Marketers are finding new ways to know as much as they can about the recipients of the content they create. And as Internet users conduct more of their lives online, it’s becoming easier for brands to engage with their communities on various channels.

This increased interaction has led to some great marketing innovations, as well as some creepy ones. Big data, social media and email are all integral tools of content marketing, but they have the potential to make target audience members feel uncomfortable—and make brands look a little stalkery.

If brands want to keep and expand their communities, they need to lay off the digital hard sell and concentrate on offering the most useful, least intrusive content they can design. Anything more can scare people—and their dollars—away for good.

When Big Data goes wrong

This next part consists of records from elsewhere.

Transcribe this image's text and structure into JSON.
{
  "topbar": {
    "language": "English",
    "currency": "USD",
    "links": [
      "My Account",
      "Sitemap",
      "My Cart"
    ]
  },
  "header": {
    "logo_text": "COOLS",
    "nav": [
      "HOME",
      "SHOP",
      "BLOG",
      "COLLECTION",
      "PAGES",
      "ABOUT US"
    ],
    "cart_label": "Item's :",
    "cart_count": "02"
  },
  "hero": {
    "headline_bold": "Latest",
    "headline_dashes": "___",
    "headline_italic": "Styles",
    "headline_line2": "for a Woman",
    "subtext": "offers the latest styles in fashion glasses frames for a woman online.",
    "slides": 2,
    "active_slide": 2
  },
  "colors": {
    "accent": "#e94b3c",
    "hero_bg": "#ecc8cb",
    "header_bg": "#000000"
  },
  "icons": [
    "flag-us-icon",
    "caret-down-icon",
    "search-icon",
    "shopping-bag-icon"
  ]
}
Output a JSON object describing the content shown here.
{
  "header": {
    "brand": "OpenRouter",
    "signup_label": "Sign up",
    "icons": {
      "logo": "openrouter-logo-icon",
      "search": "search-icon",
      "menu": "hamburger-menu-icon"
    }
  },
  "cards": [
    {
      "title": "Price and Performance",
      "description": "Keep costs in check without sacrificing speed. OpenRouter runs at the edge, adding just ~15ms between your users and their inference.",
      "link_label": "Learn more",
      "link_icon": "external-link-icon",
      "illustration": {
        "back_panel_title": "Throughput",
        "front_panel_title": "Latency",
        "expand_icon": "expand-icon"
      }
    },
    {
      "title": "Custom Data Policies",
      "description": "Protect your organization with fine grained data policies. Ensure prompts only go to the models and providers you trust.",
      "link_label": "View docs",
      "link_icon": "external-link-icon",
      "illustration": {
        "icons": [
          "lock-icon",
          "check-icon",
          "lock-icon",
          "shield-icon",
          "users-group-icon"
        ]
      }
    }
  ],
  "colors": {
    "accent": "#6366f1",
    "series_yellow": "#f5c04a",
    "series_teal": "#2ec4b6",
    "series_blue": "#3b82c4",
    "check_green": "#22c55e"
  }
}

Access to information like target audience demographics, where that audience hangs out online, which social media platforms they prefer, and how they shop and where, has given marketers the power to be more creative and effective with their campaigns.

But a wise man once said that with great power comes great responsibility. There is such a thing as too much data, and marketers must take care in how they use the data they gather. Using it in a way that breaches someone’s sense of privacy or attempts to sell an item or service she doesn’t want can backfire.

This writer is a new mom whose inbox is stuffed daily with emails about motherhood, child care tips and the latest products for babies and moms. So receiving an email from Stroller Traffic isn’t strange. But this subject line certainly is:


Of course, this could just be one of a pre-scheduled list of emails sent out several times a week by Stroller Traffic. But it could also be an email meant to target women with newly pregnant acquaintances. Which of my friends is this email referring to? What data was used to determine that she’s pregnant? What was used to determine my relationship with her, and why should I buy her anything at all? The sheer volume of data that went into this email is as staggering as it is alarming.

Having several friends who are expecting doesn’t make this any less creepy. After all, what if the recipient of this email wasn’t aware that someone she knew was pregnant? Or worse, what if the pregnant woman in question didn’t want anyone to know?

Princeton sociology professor Janet Vertesi was fine with telling people about her pregnancy—it was the Internet she wanted to keep in the dark. Vertesi’s story illustrates how pervasive marketing tactics can be and how difficult it is to avoid them; it also how big data provides the tools to build almost invasive level of advertising. A brand who knows a woman’s due date can target her for season-specific clothes; a decision to bottle-feed can give formula makers a new target.

Make your marketing less scary

But none of the data gathered about a person can give consent to advertise to her. Too much of the content marketing foisted into the timelines and inboxes of Internet users is no better than banner ads or YouTube commercials: they interrupt and distract, forcing a person to pay attention (if only to, say, unsubscribe from an email newsletter). Content like this is neither useful nor entertaining; instead, it’s intrusive and repellent.

The solution to this problem is simple: use data to give your target audience the kinds of content they can use, without asking for anything in return. Social media accounts and websites that answer frequently asked questions, like @WhatToExpect and BabyCenter, can offer products that help users find the solutions they’re looking for. And the Baby Sleep Site gives its readers so much free content that its premium membership may not be necessary for all of its visitors.

Virtually no Internet user can escape the pull of Big Data, and that gives brands an invaluable advantage. But using that data wisely—and resisting the urge to bombard a target audience with hyper-specific content—can do more than just keep a brand from scaring people away. It can help build trust. And that’s worth much more than any amount of data.

Image credit: Mike Licht